I trust that you will agree that the governor’s stay-at-home order for the county, and the University’s messaging to students, are necessary measures to reinforce the physical distancing that health experts have been promoting for weeks. Needless to say, I strongly encourage you to observe this new directive. In practical terms, nothing changes about the remote teaching, learning, and work arrangements we have been following for the past few weeks. As before, I urge you to do all that you must to perform your work-related duties and responsibilities away from campus. Communicate immediately with your supervisor if you encounter difficulties accomplishing this.
In the meantime, I want to share some good news involving Gene and Roz Chaiken, who are two of our college’s longtime benefactors and leading philanthropists of the University. Their company, Almo Corporation (the nation’s largest independent distributor of major appliances, consumer electronics, professional A/V equipment, and furniture and housewares), has formed a partnership with Bloom Energy Corporation to refurbish unused, out-of-warranty ventilators and ship them to state agencies and hospitals throughout the nation to address the respiratory distress that many COVID-19 patients are experiencing. The work that the Chaikens are doing is not only an important public service in this moment of crisis, but it also powerfully illustrates the creativity, problem-solving, and empathy and care that the liberal arts prepare our students to bring to tackling real-world dilemmas.
I similarly have heard from our college’s heads and directors, and others, that you all are doing innovative work in these difficult times. I have genuinely appreciated the consistently hard work of our heads and directors, and I am equally grateful to the members of the Liberal Arts Crisis Team, who have been essential to navigating the rough currents of this emergency. Another group that I would like to highlight is the Liberal Arts Teaching Group. Over the past two weeks they have brought our college’s teaching community together for well-attended remote workshops on topics like using Zoom in the classroom, managing assessment and academic integrity, and promoting student engagement. The members of this group will be hosting another workshop at 2 pm this Friday on the subject of delivering overall student support. Stay tuned for further scheduling details.

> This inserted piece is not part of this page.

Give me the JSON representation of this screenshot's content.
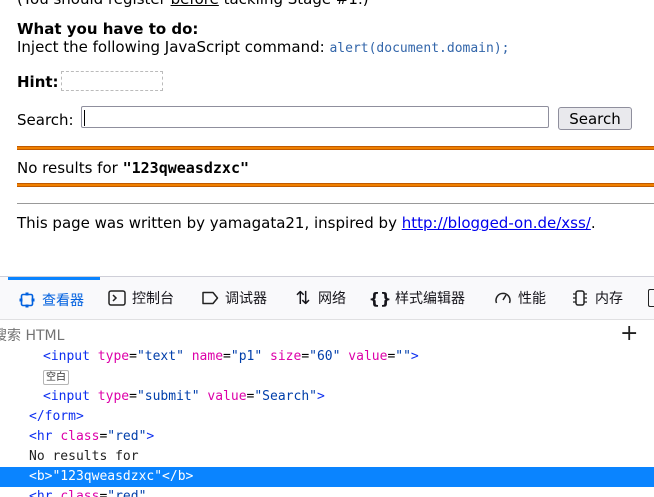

As this challenging situation continues, I look forward to learning more about how our faculty and staff are rising to the occasion to serve our college’s mission and (figuratively) close the social distances. Please make the most of this week for now. I’ll be in touch again by the end of it, if not sooner.